Whenever the word "Requisitions" appears in a line of the listing, copy that line.

■ ■ ■ ■

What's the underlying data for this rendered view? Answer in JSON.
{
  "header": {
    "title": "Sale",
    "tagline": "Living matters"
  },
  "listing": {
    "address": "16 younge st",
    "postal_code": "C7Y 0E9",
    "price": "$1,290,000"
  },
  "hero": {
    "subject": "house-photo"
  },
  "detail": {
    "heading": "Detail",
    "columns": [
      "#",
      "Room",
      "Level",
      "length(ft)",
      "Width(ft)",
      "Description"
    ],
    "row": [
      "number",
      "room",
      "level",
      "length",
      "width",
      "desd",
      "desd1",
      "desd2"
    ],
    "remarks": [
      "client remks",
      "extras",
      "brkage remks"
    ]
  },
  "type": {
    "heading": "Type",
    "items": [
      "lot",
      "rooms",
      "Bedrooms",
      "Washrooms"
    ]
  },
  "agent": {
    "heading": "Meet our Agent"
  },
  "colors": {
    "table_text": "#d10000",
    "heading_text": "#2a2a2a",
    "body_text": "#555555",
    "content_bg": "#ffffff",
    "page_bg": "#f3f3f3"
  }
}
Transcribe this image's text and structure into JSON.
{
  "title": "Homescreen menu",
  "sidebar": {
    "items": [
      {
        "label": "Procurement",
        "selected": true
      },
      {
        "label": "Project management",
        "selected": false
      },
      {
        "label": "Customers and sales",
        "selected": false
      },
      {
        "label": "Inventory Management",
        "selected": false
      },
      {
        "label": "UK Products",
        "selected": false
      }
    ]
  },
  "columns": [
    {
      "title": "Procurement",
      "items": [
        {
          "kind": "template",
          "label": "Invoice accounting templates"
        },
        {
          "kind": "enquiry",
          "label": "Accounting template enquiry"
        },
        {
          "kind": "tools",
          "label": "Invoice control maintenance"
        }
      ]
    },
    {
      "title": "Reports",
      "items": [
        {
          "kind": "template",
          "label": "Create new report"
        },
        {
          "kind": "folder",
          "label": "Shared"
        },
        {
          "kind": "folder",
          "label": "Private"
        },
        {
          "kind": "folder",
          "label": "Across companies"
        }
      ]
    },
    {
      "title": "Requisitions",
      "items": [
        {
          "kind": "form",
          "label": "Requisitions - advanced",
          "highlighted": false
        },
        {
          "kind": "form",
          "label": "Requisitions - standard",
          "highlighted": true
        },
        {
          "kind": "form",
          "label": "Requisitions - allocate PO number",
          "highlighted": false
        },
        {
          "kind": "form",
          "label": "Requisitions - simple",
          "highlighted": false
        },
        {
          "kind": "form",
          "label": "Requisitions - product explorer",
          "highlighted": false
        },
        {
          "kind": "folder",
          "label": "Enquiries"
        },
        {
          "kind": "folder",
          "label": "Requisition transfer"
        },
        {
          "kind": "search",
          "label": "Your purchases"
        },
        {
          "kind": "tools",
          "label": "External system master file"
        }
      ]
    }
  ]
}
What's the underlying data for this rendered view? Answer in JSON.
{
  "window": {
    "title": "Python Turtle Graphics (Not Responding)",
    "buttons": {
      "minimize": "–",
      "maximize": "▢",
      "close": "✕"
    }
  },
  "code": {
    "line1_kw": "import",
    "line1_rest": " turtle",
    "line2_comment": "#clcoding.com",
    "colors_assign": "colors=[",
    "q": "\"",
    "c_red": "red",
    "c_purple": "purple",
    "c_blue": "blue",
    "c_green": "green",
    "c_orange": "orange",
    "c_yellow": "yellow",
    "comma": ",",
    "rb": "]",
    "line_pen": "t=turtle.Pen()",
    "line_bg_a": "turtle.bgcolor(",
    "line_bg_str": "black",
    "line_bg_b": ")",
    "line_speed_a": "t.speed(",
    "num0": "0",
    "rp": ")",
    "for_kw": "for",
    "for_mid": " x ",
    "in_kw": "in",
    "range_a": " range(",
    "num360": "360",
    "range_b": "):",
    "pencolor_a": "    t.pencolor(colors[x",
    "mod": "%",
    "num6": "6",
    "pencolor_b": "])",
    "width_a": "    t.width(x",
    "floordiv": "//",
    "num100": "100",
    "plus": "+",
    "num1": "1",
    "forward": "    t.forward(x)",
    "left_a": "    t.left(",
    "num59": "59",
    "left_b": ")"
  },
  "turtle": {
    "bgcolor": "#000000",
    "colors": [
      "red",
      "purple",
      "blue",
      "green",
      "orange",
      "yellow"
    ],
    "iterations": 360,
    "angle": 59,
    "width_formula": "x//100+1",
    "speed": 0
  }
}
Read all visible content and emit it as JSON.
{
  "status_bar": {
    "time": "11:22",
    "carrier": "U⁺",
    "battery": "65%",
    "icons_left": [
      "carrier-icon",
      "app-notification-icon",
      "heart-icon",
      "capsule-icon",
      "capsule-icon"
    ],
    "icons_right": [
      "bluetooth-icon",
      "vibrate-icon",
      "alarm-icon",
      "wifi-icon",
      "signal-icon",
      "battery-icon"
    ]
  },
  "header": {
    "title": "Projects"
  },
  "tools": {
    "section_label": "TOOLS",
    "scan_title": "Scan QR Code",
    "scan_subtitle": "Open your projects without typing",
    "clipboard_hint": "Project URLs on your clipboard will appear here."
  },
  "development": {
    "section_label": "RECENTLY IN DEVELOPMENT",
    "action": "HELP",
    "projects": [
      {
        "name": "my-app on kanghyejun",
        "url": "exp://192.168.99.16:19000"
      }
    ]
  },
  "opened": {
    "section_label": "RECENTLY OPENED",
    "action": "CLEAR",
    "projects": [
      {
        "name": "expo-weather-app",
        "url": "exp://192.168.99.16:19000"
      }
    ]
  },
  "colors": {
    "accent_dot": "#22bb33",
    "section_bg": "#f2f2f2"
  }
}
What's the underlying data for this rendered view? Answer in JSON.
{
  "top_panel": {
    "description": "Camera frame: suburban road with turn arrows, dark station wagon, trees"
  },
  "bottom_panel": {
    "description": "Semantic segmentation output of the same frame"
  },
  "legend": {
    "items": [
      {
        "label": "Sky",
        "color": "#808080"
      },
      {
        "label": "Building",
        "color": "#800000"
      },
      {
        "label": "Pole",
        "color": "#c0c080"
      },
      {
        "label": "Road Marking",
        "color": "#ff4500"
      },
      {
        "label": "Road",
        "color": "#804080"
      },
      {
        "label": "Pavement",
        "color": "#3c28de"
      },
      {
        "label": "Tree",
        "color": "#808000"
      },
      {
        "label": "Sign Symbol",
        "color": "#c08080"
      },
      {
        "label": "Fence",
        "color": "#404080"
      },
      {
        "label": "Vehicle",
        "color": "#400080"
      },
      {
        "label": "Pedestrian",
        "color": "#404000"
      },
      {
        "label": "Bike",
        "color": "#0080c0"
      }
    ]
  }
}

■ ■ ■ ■

[ANSWER BOX]:
      "title": "Requisitions",
          "label": "Requisitions - advanced",
          "label": "Requisitions - standard",
          "label": "Requisitions - allocate PO number",
          "label": "Requisitions - simple",
          "label": "Requisitions - product explorer",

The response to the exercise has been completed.